Breathe in that fresh, crisp air. Get a taste of that new year. It’s nice, right?

As an adult, I find that January 1 rolling around means more to me each year. Last January I made a promise that I would whip myself into (physical) shape. It was the first time I have ever followed through on something of that sort, and it reminded me that with our little friend Resolve we are able to accomplish quite a lot.

This is the twelfth column I’ve logged for Out There, and throughout the past year local music has hit bumps, gotten bruises and made big changes. 2009 was transition-heavy—a major writer moved largely to the online sphere, a few artists made their exits, some venues shuttered, while others relocated (some whined publicly about it, some suffered in silence)—and now it’s with Resolve that the scene and its biggest advocates venture into a fresh, new year.

By now you’ve likely heard that PLATFORM BOOKING and its hard-working stalwart PATRICK KENDRICK are transitioning booking duties from CATERINA WINERY to SUNSET JUNCTION in Browne’s Addition (1801 W. Sunset Blvd.). It’s a big decision during a time in which the local scene is in need of another jumpstart. The Big Three of local music are all working to make sense of recent upheaval. THE BLVD. is still re-establishing itself in a once-maligned location. EMPYREAN is hard at work moving to the space previously inhabited by the BIG DIPPER (those wheels are in motion as I type). And now, ever-ambitious Kendrick is taking on possibly the least favorable space of the three (take, for example, 40-year Spokane resident Ashley’s Dad’s response on hearing the news: “That place?” And he’s not alone…).
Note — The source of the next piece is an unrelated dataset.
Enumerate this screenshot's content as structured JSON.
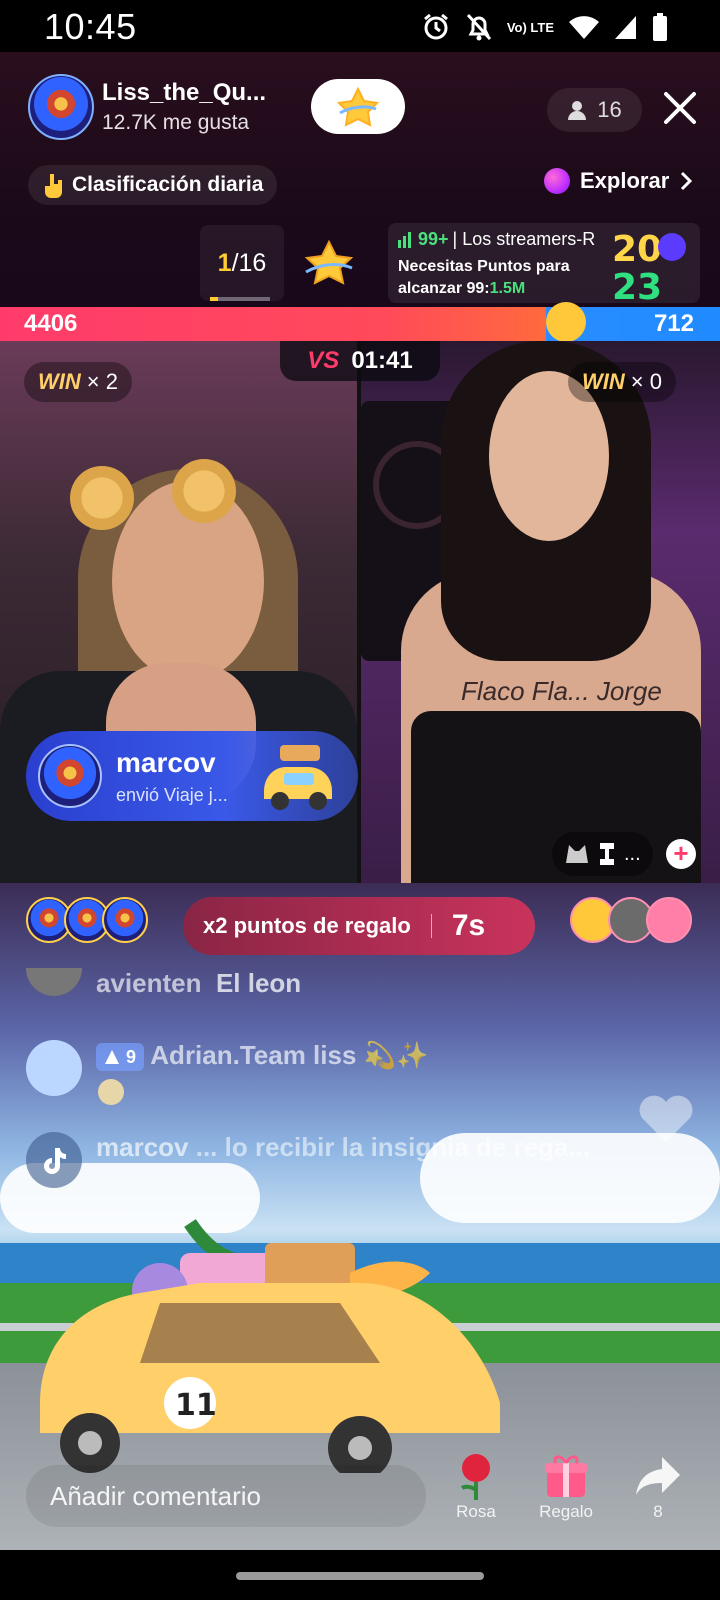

But Patrick Kendrick’s not in the habit of letting us down. He revitalized a stale music scene while manning a hole in the wall coffee shop, and then became the resulting patron saint of said scene upon Rock Coffee’s strong-armed closure. After the drama-filled dust settled, he set his sights on converting a would-be stuffy winery into a well-rounded, diverse venue that appealed to both the yuppies and the punks, and succeeded. He continued efforts beyond Caterina, punching the figurative clock for events like Elkfest and the 2-year-old multimedia extravaganza that is Terrain. Sunset Junction’s questionable rep doesn’t stand a chance. Times they are a-changin’.

“Everybody should win in the local music scene,” Patrick repeated emphatically to me on the phone when we talked recently about his new venture, before adding with his pitch-perfect sarcasm, “I know that’s a crazy idea.” But the simple sentiment is what makes the man’s operation functional (and successful) on a regular basis. It’s built a reputation for him with bands near and far, and helped him keep his aforementioned halo securely in place with local media, bands and figureheads. A challenge lies ahead, but he’s the man for the job.

Here’s what the Sunset transition means: Platform Booking now operates in a larger space (nearly 200 capacity) that’s already fully-equipped for those new sprinkler laws, and gets rolling as soon as the ball drops in 2010 (read: ASAP). Aside from a few extra blocks outside of downtown for you non-Additioners, the new space will soon be the place to be. Trust me.

Sunset Junction’s first Platform-booked shows start January 8 with Kevin Long, Annie O’Neill, and Brandon O’Neill and January 9 with Buffalo Jones and Plastic Saints. Watch for a host of new ideas, among them DJ nights, “Practice Space” nights, and more in the coming weeks and months.